Google’s search engine is considered a form of artificial intelligence (or AI). I’m not knocking Google’s search algorithm. There’s something to that. There are many billions of dollars, perhaps even close to a trillion dollars in value. So it is undoubtedly valuable. But it’s not what most people would think of as an excellent, sexy AI.
What about machine learning?
Machine learning is a branch of artificial intelligence that involves using data and algorithms that allow a system, a computer, or a series of computers to learn to improve over time automatically (in other words, on its own). So effectively, we put some structure and guide rails in place, and we give data to train something. And then, it projects or uses that different data to conclude.
Hopefully, there’s a feedback loop built into the programming that says that it will learn from how it does that. So it’s going to run one set of calculations, one type of analysis, or one type of calculation and say, “Ah, I get this type of results” or “It fits this well. And if that works, great, I will keep that information. But then, I’m going to test something else. And if that methodology produces a better prediction than the first one, I’m going to go with that one instead.”
The system is learning
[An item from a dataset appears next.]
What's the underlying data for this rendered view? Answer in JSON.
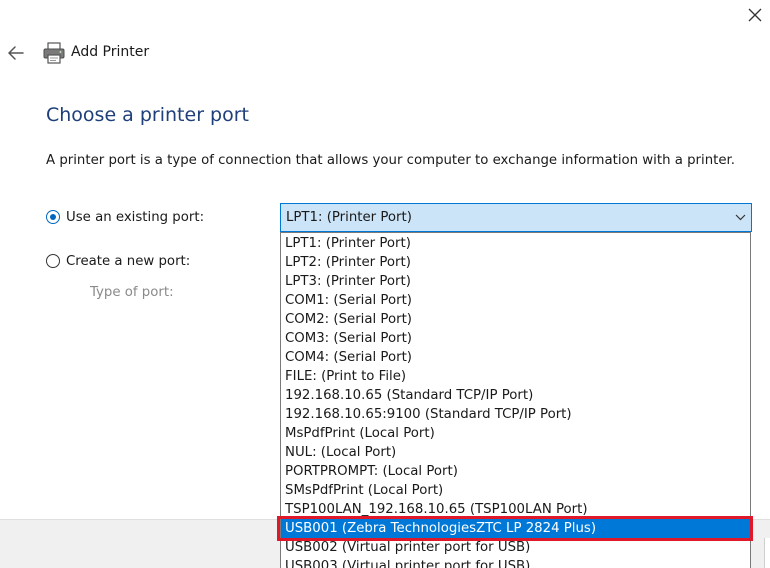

All that should happen automatically, and it should, ideally, continuously or on its own, go through that process of figuring out what works better than something else. That way, a human isn’t selecting the statistical methodology like linear regression, but the system is doing that independently. That’s machine learning.
The most common languages for machine learning are Python and R. There are also things like deep learning and neural networks, but that’s really for another day. I will leave you with this quote from Matt Velloso related to what defines artificial intelligence versus machine learning. The quote is this, “If it’s written in Python, it’s probably machine learning. If it’s written in PowerPoint, it’s probably artificial intelligence.”
I think that’s hilarious. I think it’s a brilliant quote because we see the term “artificial intelligence” thrown around so much. Many of these claims are BS, and that captures it so perfectly because it makes fun of all the people running around and claiming they have artificial intelligence.
We see this a lot in our industry. There’s a reasonably large number of claims that some artificial intelligence is involved. Increasingly now, people are even saying that there’s some machine learning. I think this is frequently somewhere between aspirational and perhaps, more cynically, marketing or perhaps worse, outright people fabricating what they’re doing. That’s our take on data science, statistics, analytics, artificial intelligence, machine learning, and all of those relationships and sub-disciplines.